Sherlock Holmes and The Adventure of the Odd Permissions
By jsavit on May 11, 2009
"Come, Watson, come!" he cried. "The game is afoot. Not a word! Into your clothes and come!"
Well, it wasn't quite as dramatic as that, and it wasn't a "three pipe problem", but a little while ago I was handed a puzzler with an unexpected result with ZFS file systems. Specifically, a non-root user created a directory on ZFS, put a file and a subdirectory in it, and then was unable to remove it. Doing the same with UFS worked as expected. This violates the Principle of Least Astonishment!

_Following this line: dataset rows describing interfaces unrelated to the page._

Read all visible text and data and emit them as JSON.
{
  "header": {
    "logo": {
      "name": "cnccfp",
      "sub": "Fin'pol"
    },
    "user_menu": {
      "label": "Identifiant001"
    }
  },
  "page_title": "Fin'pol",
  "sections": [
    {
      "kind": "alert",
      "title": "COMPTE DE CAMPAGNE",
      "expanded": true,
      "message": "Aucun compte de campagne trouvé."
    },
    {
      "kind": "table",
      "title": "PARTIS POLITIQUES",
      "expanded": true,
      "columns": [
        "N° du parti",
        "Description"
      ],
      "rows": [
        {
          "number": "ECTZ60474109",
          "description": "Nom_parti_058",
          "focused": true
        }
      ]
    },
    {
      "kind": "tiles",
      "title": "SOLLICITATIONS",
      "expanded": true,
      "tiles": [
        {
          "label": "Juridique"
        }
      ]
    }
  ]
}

tank/fs1> mkdir temp create a directory tank/fs1> cd temp tank/fs1/temp> touch a put a file in it tank/fs1/temp> mkdir bak and a subdirectory tank/fs1/temp> cd .. tank/fs1> ls -lad temp yup, there it is drwxr-xr-x 3 joeuser99 smile 4 Apr 15 15:46 temp tank/fs1> rm -rf temp tank/fs1> ls -lad temp huh? why is it still there drwxr-xr-x 3 joeuser99 smile 3 Apr 15 15:46 temp tank/fs1> cd temp let's get closer tank/fs1/temp> ls -la the file is gone, but subdir remains total 9 drwxr-xr-x 3 joeuser99 smile 3 Apr 15 15:46 . drwxr-x--- 4 joeuser99 smile 9 Apr 15 15:46 .. drwxr-xr-x 2 joeuser99 smile 2 Apr 15 15:46 bak tank/fs1/temp> cd .. tank/fs1> chmod -R 777 temp brute force is always fun tank/fs1> ls -ald temp drwxrwxrwx 3 joeuser99 smile 3 Apr 15 15:46 temp tank/fs1> rm -rf temp remove it tank/fs1> ls -lad temp it doesn't want to be removed drwxrwxrwx 3 joeuser99 smile 3 Apr 15 15:46 temp tank/fs1> cd temp tank/fs1/temp> ls -la Blimey! Same as before total 9 drwxrwxrwx 3 joeuser99 smile 3 Apr 15 15:46 . drwxr-x--- 4 joeuser99 smile 9 Apr 15 15:46 .. drwxrwxrwx 2 joeuser99 smile 2 Apr 15 15:46 bak

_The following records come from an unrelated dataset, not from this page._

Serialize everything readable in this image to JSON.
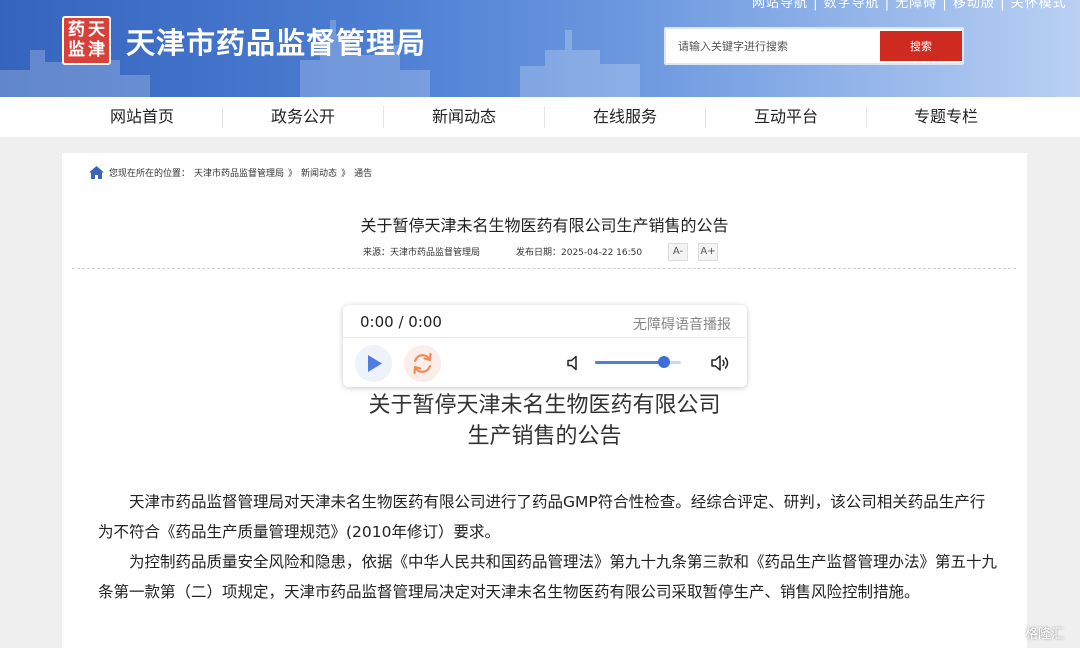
{
  "header": {
    "top_links": "网站导航 | 数字导航 | 无障碍 | 移动版 | 关怀模式",
    "logo_text": "天津药监",
    "logo_chars": [
      "天",
      "津",
      "药",
      "监"
    ],
    "site_title": "天津市药品监督管理局",
    "search": {
      "placeholder": "请输入关键字进行搜索",
      "value": "",
      "button_label": "搜索"
    }
  },
  "nav": {
    "items": [
      {
        "label": "网站首页"
      },
      {
        "label": "政务公开"
      },
      {
        "label": "新闻动态"
      },
      {
        "label": "在线服务"
      },
      {
        "label": "互动平台"
      },
      {
        "label": "专题专栏"
      }
    ]
  },
  "breadcrumb": {
    "icon": "home-icon",
    "prefix": "您现在所在的位置：",
    "items": [
      "天津市药品监督管理局",
      "新闻动态",
      "通告"
    ],
    "separator": "》"
  },
  "article": {
    "title": "关于暂停天津未名生物医药有限公司生产销售的公告",
    "source": "来源：天津市药品监督管理局",
    "date": "发布日期：2025-04-22 16:50",
    "font_decrease": "A-",
    "font_increase": "A+",
    "heading_lines": [
      "关于暂停天津未名生物医药有限公司",
      "生产销售的公告"
    ],
    "paragraphs": [
      "天津市药品监督管理局对天津未名生物医药有限公司进行了药品GMP符合性检查。经综合评定、研判，该公司相关药品生产行为不符合《药品生产质量管理规范》(2010年修订）要求。",
      "为控制药品质量安全风险和隐患，依据《中华人民共和国药品管理法》第九十九条第三款和《药品生产监督管理办法》第五十九条第一款第（二）项规定，天津市药品监督管理局决定对天津未名生物医药有限公司采取暂停生产、销售风险控制措施。"
    ]
  },
  "player": {
    "time": "0:00 / 0:00",
    "accessibility_label": "无障碍语音播报",
    "volume": 0.8,
    "colors": {
      "accent": "#4e7de0",
      "reload": "#ef8a55"
    }
  },
  "watermark": {
    "text": "格隆汇",
    "icon": "gelonghui-logo-icon"
  },
  "colors": {
    "header_blue": "#3564bd",
    "search_red": "#cf2a20",
    "logo_red": "#d8403a"
  }
}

Well, that makes no sense - if you create a directory or file, you should be able to remove it, right? Not necessarily!
ZFS works differently from traditional UFS: ZFS uses a pure ACL model, unlike UFS which either has ACL settings or permission bits. If you're used to traditional Unix file permissions (nicely described here and here, as well as hundreds of other places) that's how it works, but when you're using Access Control Lists the permission to write to a directory doesn't necessarily imply the permission to remove objects placed in it.
Specifically, there are separate access privileges:
add_file (permission to add a new file to a directory),
add_subdirectory (permission to create a subdirectory),
delete (permission to delete a file),
delete_child (permission to delete a file or directory within a directory)
"Data! Data! Data!" he cried impatiently. "I can't make bricks without clay."
In the user's situation, things worked as expected when the ZFS pool had the default settings of:
aclmode groupmask default aclinherit restricted default
but not when it had aclmode passthrough local aclinherit passthrough localSo, the question here is: what were the ACL settings and permissions on the parent filesystem? Unfortunately, the data was removed by brute force so I never got the settings that caused the unexpected results, and I wasn't able to duplicate this using default privileges and ACL settings with either combination of
aclinherit. I imagine that somewhere there were non-default ACL settings that specifically granted the
add_\*permissions without the corresponding
delete_\*permissions, but I can't know for sure without data.